In the night of Wednesday, there were new clashes between police and protesters in Hong Kong. The police cleared the square in front of the Mong Kok Police Station and detained them at the Prince Edward subway station, reports the state-funded RTHK station. For both uses pepper spray was used.

In recent weeks, there were repeated violent incidents. The Hong Kong police had used, among other rubber bullets, tear gas and water cannons against the demonstrators.

There had been more riots on the weekend, when protesters had set fire to barricades and thrown items and Molotov cocktails at police officers. According to local media reports, a policeman had fired a gun from his service weapon. Numerous demonstrators protect themselves with helmets and gas masks against water cannons and tear gas of the police.

Pressure on Chancellor Merkel before China trip
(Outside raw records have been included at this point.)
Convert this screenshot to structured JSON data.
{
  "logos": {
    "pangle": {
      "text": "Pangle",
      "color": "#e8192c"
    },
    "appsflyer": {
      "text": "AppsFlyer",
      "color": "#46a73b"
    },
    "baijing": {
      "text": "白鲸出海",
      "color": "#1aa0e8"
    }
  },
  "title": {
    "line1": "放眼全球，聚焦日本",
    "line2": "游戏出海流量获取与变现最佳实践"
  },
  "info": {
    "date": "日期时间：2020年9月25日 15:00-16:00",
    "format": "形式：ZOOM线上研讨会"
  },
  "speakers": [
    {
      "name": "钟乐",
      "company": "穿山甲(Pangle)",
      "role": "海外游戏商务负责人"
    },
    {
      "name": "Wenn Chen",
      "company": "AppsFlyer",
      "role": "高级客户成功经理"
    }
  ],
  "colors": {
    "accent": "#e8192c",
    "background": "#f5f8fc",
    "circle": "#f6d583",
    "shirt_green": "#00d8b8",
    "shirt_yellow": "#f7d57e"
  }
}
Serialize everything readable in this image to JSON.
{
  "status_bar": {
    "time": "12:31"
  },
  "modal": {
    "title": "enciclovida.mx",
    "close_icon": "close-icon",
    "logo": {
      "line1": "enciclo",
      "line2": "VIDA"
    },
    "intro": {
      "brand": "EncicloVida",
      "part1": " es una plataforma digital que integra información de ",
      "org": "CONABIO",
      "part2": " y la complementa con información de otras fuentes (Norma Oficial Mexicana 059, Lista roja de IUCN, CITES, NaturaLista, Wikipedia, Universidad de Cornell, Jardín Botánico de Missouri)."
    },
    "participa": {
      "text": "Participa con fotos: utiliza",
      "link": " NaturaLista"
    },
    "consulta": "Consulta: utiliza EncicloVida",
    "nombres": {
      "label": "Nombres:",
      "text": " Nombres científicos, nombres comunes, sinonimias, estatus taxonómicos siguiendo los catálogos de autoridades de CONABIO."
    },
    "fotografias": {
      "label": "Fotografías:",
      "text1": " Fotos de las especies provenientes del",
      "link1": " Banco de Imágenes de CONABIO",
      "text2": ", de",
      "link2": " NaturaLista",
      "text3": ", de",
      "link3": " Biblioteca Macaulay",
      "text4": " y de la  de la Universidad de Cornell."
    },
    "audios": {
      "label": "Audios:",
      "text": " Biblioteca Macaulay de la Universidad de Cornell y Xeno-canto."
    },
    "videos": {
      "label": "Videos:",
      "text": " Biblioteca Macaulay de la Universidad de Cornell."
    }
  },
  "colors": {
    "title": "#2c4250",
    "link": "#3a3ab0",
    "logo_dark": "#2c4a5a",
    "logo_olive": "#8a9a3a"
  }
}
The demonstrations in Hong Kong have been going on for over three months. The trigger was a extradition law, which provided for the transfer of suspects to China. The bill has since been shelved. The protests are now directed primarily against the Prussian government of Honkong's Prime Minister Carrie Lam.

Most recently, the activists had asked in an open letter for the support of Chancellor Angela Merkel. "We hope that you show the courage and the determination against authoritarian injustice regimes, which inspired Germany and Europe before the end of the Cold War and shows Europe today," quotes the Bild newspaper from the letter, which it claims to have is present. Accordingly, it was signed by Hong Kong activists around Joshua Wong.

Merkel reached the letter shortly before her three-day trip to China. The Chancellor had also put pressure on the SPD and the Greens. It must make it clear that a violent crackdown on protests by security forces from Hong Kong or the Chinese mainland is unacceptable, said Nils Schmid, spokesman for the SPD, the world . Green leader Annalena Baerbock demanded in the Rheinische Post that Merkel must clarify that China's pressure on politics in the Special Administrative Region had consequences for Germany's willingness to cooperate.